Analyte Intensities
Analyte Concentration lntensity lntensity Units
H Not Measured
He Not Measured
Li 0.00427 2.00
Be 0.00000 0*00
B 1.31570 346.00
C 2258.04093 211257.00
N 147870028.08100 1199717.00
O Not Measurd
F 9131173.00
Ne 57.00
Na 46.52578 37159,O0
Mg 17.15930 4178.00
Al 7130577 20276.00
Si 266.55234 111713.00
P 65.23790 2909.00
S 35iï952.07515 52379444.00
CI 31357185.61098 22û35723.00
Ar 6922034135.00
K 1647.20142 618002.00
Ca 563,09956 325017.00
SC 21.27708 1OS51.00
Ti 0.00000 0.00
v 792.88298 323374.00
Cr 56.91161 23762.00
Mn 1.97555 1071.ûû
Fe 4978.26787 2442899.00
Co 1,08519 456.00
TotalQuant Equations
Analyte Equation
3~~1~ llt
AA HyQide GFAA Jbhsion MS AA Hw& GFAA J 3 h h hdS
1.50 0.02 1.50 0.003 Mo 45 0.08 0.003

AU detection iimits are given in micrognimsper lits and were detamined using elcmcntal standards in
dilute aqueous solution Al1 detcction limits are based on a 98% conGdaice lcvcl(3 standard deviations).
Atomic absorption (Mode1 5 100) and ICP mission (Plasma 2000) dctectionWts wcre &termineci using
instrumental peramctas optimi7Ldfbr the individual clcm~ltICP anission dctccticm Iimits obtained dMng
muitieiem~ltauaiyscs wiii typidy bc within a k t o r of2 of the values s h o w
Cold vapor mercury dctecticmlimits wat dctamid with a M l 0 0 or FIAS400flowinjection systan
with amaigamation accemq.

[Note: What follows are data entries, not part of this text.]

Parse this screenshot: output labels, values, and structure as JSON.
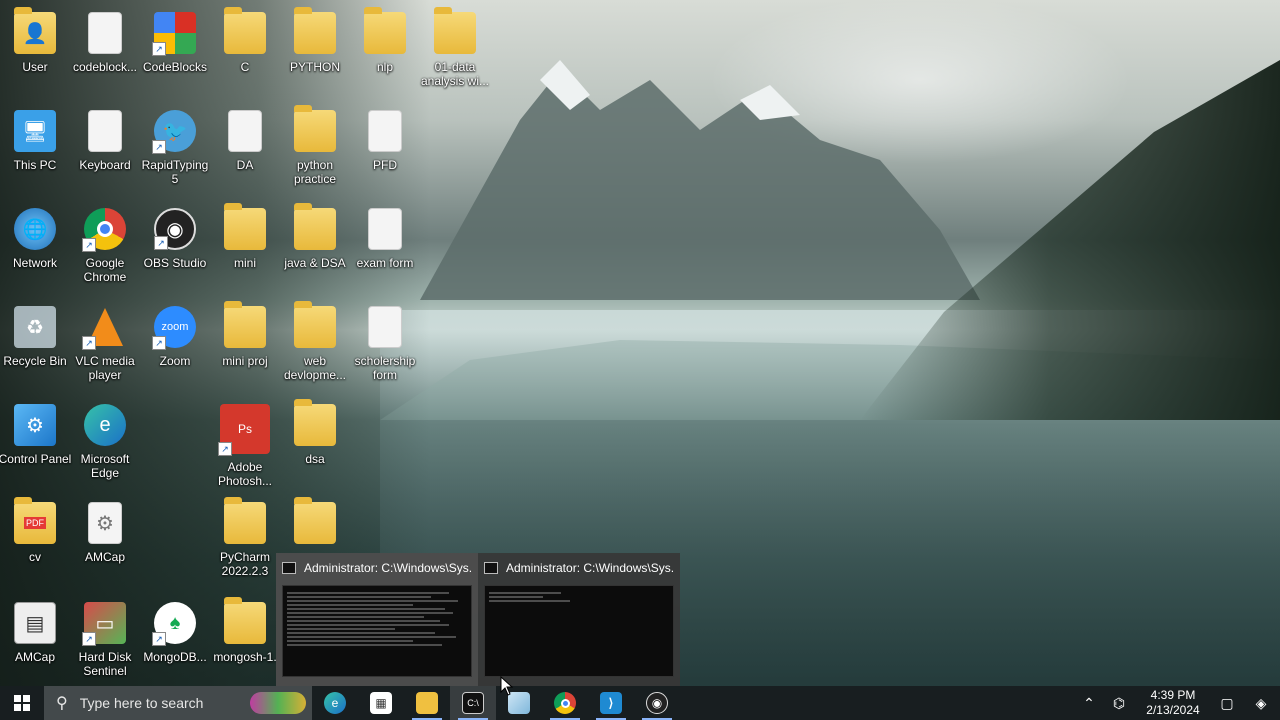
{
  "desktop": {
    "icons": [
      {
        "label": "User",
        "icon": "user-folder-icon"
      },
      {
        "label": "codeblock...",
        "icon": "document-icon"
      },
      {
        "label": "CodeBlocks",
        "icon": "codeblocks-icon"
      },
      {
        "label": "C",
        "icon": "folder-icon"
      },
      {
        "label": "PYTHON",
        "icon": "folder-icon"
      },
      {
        "label": "nlp",
        "icon": "folder-icon"
      },
      {
        "label": "01-data analysis wi...",
        "icon": "folder-icon"
      },
      {
        "label": "This PC",
        "icon": "this-pc-icon"
      },
      {
        "label": "Keyboard",
        "icon": "keyboard-doc-icon"
      },
      {
        "label": "RapidTyping 5",
        "icon": "rapidtyping-icon"
      },
      {
        "label": "DA",
        "icon": "document-icon"
      },
      {
        "label": "python practice",
        "icon": "folder-icon"
      },
      {
        "label": "PFD",
        "icon": "document-icon"
      },
      {
        "label": "Network",
        "icon": "network-icon"
      },
      {
        "label": "Google Chrome",
        "icon": "chrome-icon"
      },
      {
        "label": "OBS Studio",
        "icon": "obs-icon"
      },
      {
        "label": "mini",
        "icon": "folder-icon"
      },
      {
        "label": "java & DSA",
        "icon": "folder-icon"
      },
      {
        "label": "exam form",
        "icon": "edge-document-icon"
      },
      {
        "label": "Recycle Bin",
        "icon": "recycle-bin-icon"
      },
      {
        "label": "VLC media player",
        "icon": "vlc-icon"
      },
      {
        "label": "Zoom",
        "icon": "zoom-icon"
      },
      {
        "label": "mini proj",
        "icon": "folder-icon"
      },
      {
        "label": "web devlopme...",
        "icon": "folder-icon"
      },
      {
        "label": "scholership form",
        "icon": "edge-document-icon"
      },
      {
        "label": "Control Panel",
        "icon": "control-panel-icon"
      },
      {
        "label": "Microsoft Edge",
        "icon": "edge-icon"
      },
      {
        "label": "Adobe Photosh...",
        "icon": "photoshop-icon"
      },
      {
        "label": "dsa",
        "icon": "folder-icon"
      },
      {
        "label": "cv",
        "icon": "pdf-folder-icon"
      },
      {
        "label": "AMCap",
        "icon": "amcap-icon"
      },
      {
        "label": "PyCharm 2022.2.3",
        "icon": "folder-icon"
      },
      {
        "label": "",
        "icon": "folder-icon"
      },
      {
        "label": "AMCap",
        "icon": "amcap-app-icon"
      },
      {
        "label": "Hard Disk Sentinel",
        "icon": "hard-disk-sentinel-icon"
      },
      {
        "label": "MongoDB...",
        "icon": "mongodb-icon"
      },
      {
        "label": "mongosh-1.",
        "icon": "folder-icon"
      }
    ]
  },
  "thumbnails": [
    {
      "title": "Administrator: C:\\Windows\\Sys..."
    },
    {
      "title": "Administrator: C:\\Windows\\Sys..."
    }
  ],
  "taskbar": {
    "search_placeholder": "Type here to search",
    "apps": [
      {
        "name": "edge-taskbar-icon"
      },
      {
        "name": "store-taskbar-icon"
      },
      {
        "name": "file-explorer-taskbar-icon"
      },
      {
        "name": "cmd-taskbar-icon"
      },
      {
        "name": "notepad-taskbar-icon"
      },
      {
        "name": "chrome-taskbar-icon"
      },
      {
        "name": "vscode-taskbar-icon"
      },
      {
        "name": "obs-taskbar-icon"
      }
    ],
    "time": "4:39 PM",
    "date": "2/13/2024"
  },
  "colors": {
    "taskbar": "#181e20",
    "folder": "#e8b93b",
    "accent": "#8ab4f8"
  }
}
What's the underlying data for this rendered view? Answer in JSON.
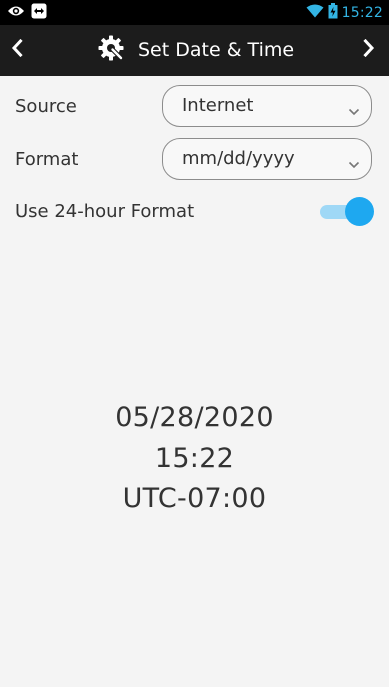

The detection limit without an amaigamation acmsoxy is 0.2 iigII, with a
holow cathode b p , 0.05 l a with a Systan 2 eicciro&lcss dbchqc lamp. (ThcHg detaction limit with
accessory and < O.ûûf lig1L with an amaIgdon acœsoxy .) HvQide deteftionlgaits wcre dctamuacd
USinganMHS-IOMaciayDIydridt qswm.
Graphite W AA deteciion limits were d c t c d d ushg 50-ILL sample volmes, a L'vov platfarm and fiill
STPFcooditiolls(ModelS100FC with5100~7riarisnF~Moda)eaModcl4100ZL). Graphite
ICP-MS detectionlimits were detamincd ushg an ELAN 5000. Lettas foITowingan ICP-MS deîectionfimit
value d
e -
r to the use of a less abundant mass for the detanmationas foiiows:a- (213, bCa 44, d Fe 54,